Upon arriving at MusicGrid.me, users are greeted with, yes, a grid full of music.
MusicGrid presents new releases by everyone from love-’em-or-hate-’em blog darlings Sleigh Bells (“Like a really evil ’80s R&B record” according to one reviewer) to those milquetoast purveyors of primetime soap soundtrack cheese, The Fray (“music you can comfortably shop with your lady at Macy’s to“).
The grid-like front-end to this promising social music reviews site represents the highest-rated and most-discussed albums. MusicGrid lets its users review music from a huge database of albums, courtesy of Last.fm, rating releases on a scale of one to five. The site averages an aggregate score for each album based on those reviews.
Think of the service like a music-focused, amateur-friendly version of “Yelp for music,” as Evolver.fm pal Brenna Ehrlich (formerly of Mashable) succinctly put it back when MusicGrid was still incubating in Microsoft BizSpark.
Lady Gaga’s manager had harsh words for the venerable music publication. “The chart does not reflect music consumption in any given week,” Troy Carter said. “It doesn’t take into account what’s happening on Spotify, IHeartRadio and what’s really happening at digital music stores. Slowly but surely, they’re making themselves insignificant.”
The new We Are Hunted — now a fluid, side-scrolling web app — adds an impressive host of new features without sacrificing the simple, image-oriented layout of the original.
I haven’t explored this yet, but Evolver.fm seems impressed.
Even in the traditional music industry, the need for bands to self-promote and build a “platform” has become institutionalized, which has to a degree crowdsourced the A&R function. This article from last week’s Economist gets at the dialectics of this shift:
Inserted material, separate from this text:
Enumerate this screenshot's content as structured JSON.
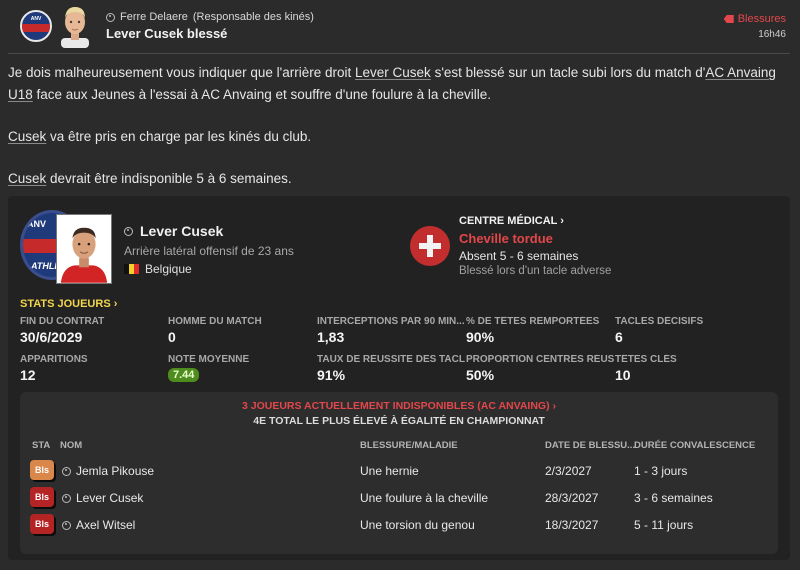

A&R men used to be alchemists, discovering base talent and turning it into gold…. These days they are venture capitalists. Particularly at big labels such as Universal, A&R executives increasingly expect acts to have built a self-sustaining, if modest, business before they offer them a recording contract. Large numbers of Facebook friends and Twitter followers help show that a band has traction. But record labels have become wary of social-media indicators. They know that desperate bands may chatter about themselves or hire marketing firms to inflate their online metrics.
Bands are less artists than entrepreneurial startups, manipulating online social networks to gain leverage with potential investors. The product they sell doesn’t need to be good if the market for it can be posited, and the structure of the industry encourages musicians to focus their talents on that sort of market making. As certain social media metrics get corrupted, new ones will be established, because they serve as an essential proxy for the one metric that will never be perfected, the one that quantifies talent in the abstract.
We don’t agree on anything the way we agreed about Prince, Nirvana and MJ — and our cultural life is poorer for it By Toure
Even if I was let down by the music on the charts, I still like the idea of the charts. It’s comforting to imagine that there’s some kind of consensus out there, that we as a pop nation might be united once a week, that Number Oneness still means something. People still refer to “the charts” as though they carry some cultural weight. The Decemberists, we learn, have the No. 1 album in the country, or the cast of “Glee” has racked up more Billboard Hot 100 appearances than Elvis Presley, and it all seems as if it matters, somehow. We want it to say something about the sort of entertainments that connect us, but what it really says something about is our inability to gauge such matters anymore.
From essay (or “Riff”) of mine in NYT Mag today.